• [What needs to be done]:
Repeat the data as given. Images do not go in the copy.

____ Given data

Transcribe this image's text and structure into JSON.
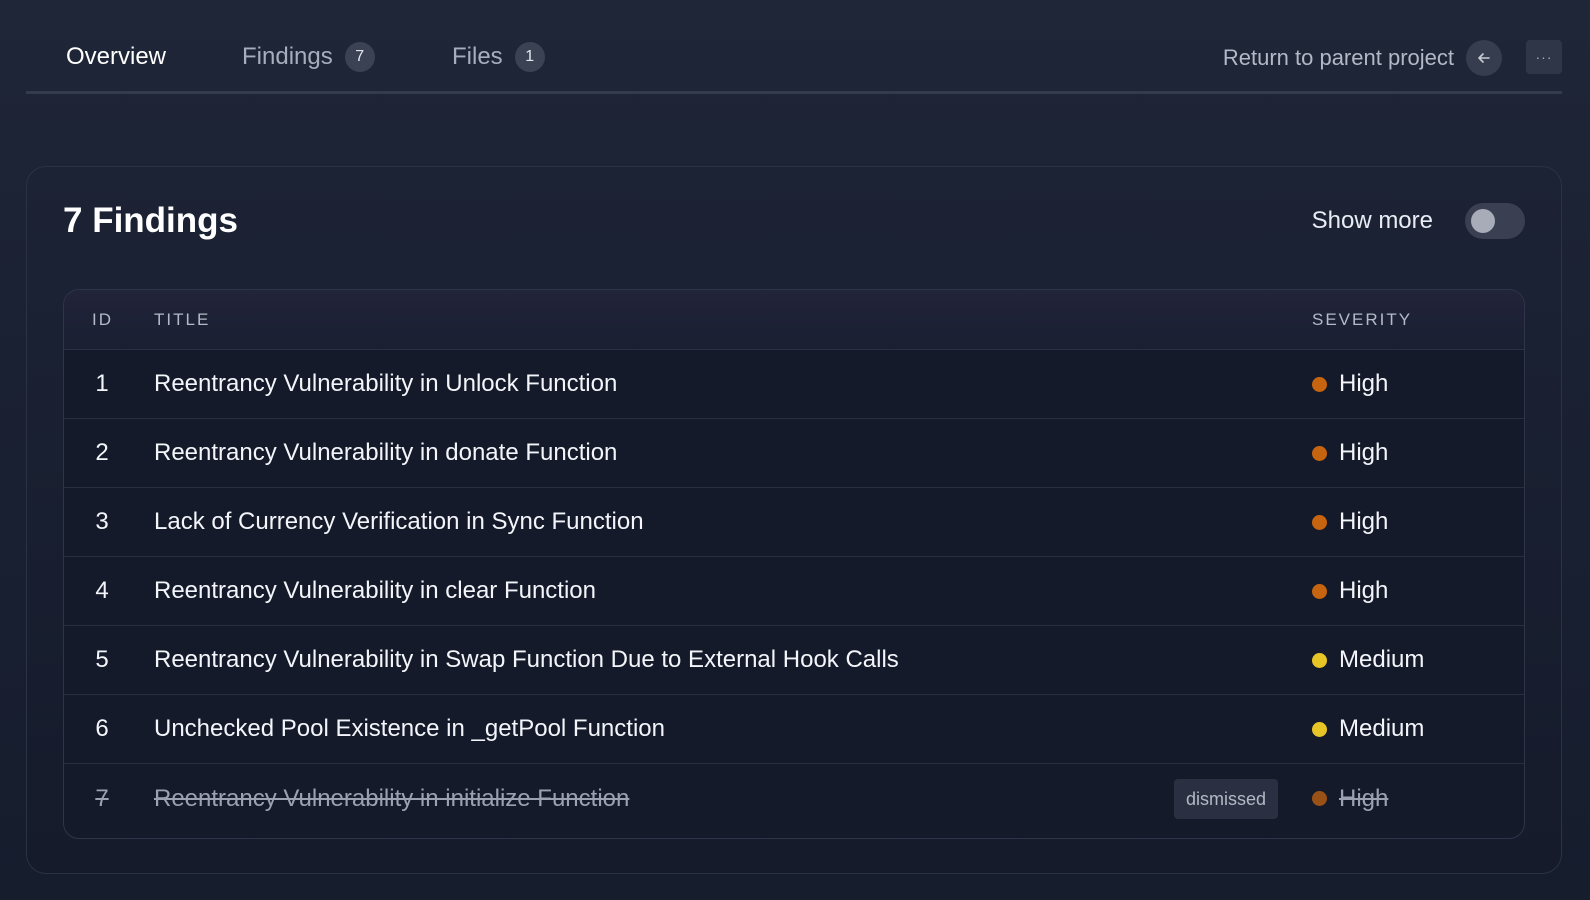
{
  "nav": {
    "tabs": [
      {
        "label": "Overview",
        "count": null
      },
      {
        "label": "Findings",
        "count": "7"
      },
      {
        "label": "Files",
        "count": "1"
      }
    ],
    "return_label": "Return to parent project",
    "more_label": "···",
    "accent_color": "#8b44e6"
  },
  "card": {
    "title": "7 Findings",
    "show_more_label": "Show more",
    "show_more_on": false
  },
  "table": {
    "headers": {
      "id": "ID",
      "title": "TITLE",
      "severity": "SEVERITY"
    },
    "rows": [
      {
        "id": "1",
        "title": "Reentrancy Vulnerability in Unlock Function",
        "severity": "High",
        "color": "#c7640f",
        "dismissed": false
      },
      {
        "id": "2",
        "title": "Reentrancy Vulnerability in donate Function",
        "severity": "High",
        "color": "#c7640f",
        "dismissed": false
      },
      {
        "id": "3",
        "title": "Lack of Currency Verification in Sync Function",
        "severity": "High",
        "color": "#c7640f",
        "dismissed": false
      },
      {
        "id": "4",
        "title": "Reentrancy Vulnerability in clear Function",
        "severity": "High",
        "color": "#c7640f",
        "dismissed": false
      },
      {
        "id": "5",
        "title": "Reentrancy Vulnerability in Swap Function Due to External Hook Calls",
        "severity": "Medium",
        "color": "#e8c526",
        "dismissed": false
      },
      {
        "id": "6",
        "title": "Unchecked Pool Existence in _getPool Function",
        "severity": "Medium",
        "color": "#e8c526",
        "dismissed": false
      },
      {
        "id": "7",
        "title": "Reentrancy Vulnerability in initialize Function",
        "severity": "High",
        "color": "#c7640f",
        "dismissed": true,
        "tag": "dismissed"
      }
    ]
  }
}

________

• [Solution for this problem]:
Transcribe this image's text and structure into JSON.
{
  "nav": {
    "tabs": [
      {
        "label": "Overview",
        "count": null
      },
      {
        "label": "Findings",
        "count": "7"
      },
      {
        "label": "Files",
        "count": "1"
      }
    ],
    "return_label": "Return to parent project",
    "more_label": "···",
    "accent_color": "#8b44e6"
  },
  "card": {
    "title": "7 Findings",
    "show_more_label": "Show more",
    "show_more_on": false
  },
  "table": {
    "headers": {
      "id": "ID",
      "title": "TITLE",
      "severity": "SEVERITY"
    },
    "rows": [
      {
        "id": "1",
        "title": "Reentrancy Vulnerability in Unlock Function",
        "severity": "High",
        "color": "#c7640f",
        "dismissed": false
      },
      {
        "id": "2",
        "title": "Reentrancy Vulnerability in donate Function",
        "severity": "High",
        "color": "#c7640f",
        "dismissed": false
      },
      {
        "id": "3",
        "title": "Lack of Currency Verification in Sync Function",
        "severity": "High",
        "color": "#c7640f",
        "dismissed": false
      },
      {
        "id": "4",
        "title": "Reentrancy Vulnerability in clear Function",
        "severity": "High",
        "color": "#c7640f",
        "dismissed": false
      },
      {
        "id": "5",
        "title": "Reentrancy Vulnerability in Swap Function Due to External Hook Calls",
        "severity": "Medium",
        "color": "#e8c526",
        "dismissed": false
      },
      {
        "id": "6",
        "title": "Unchecked Pool Existence in _getPool Function",
        "severity": "Medium",
        "color": "#e8c526",
        "dismissed": false
      },
      {
        "id": "7",
        "title": "Reentrancy Vulnerability in initialize Function",
        "severity": "High",
        "color": "#c7640f",
        "dismissed": true,
        "tag": "dismissed"
      }
    ]
  }
}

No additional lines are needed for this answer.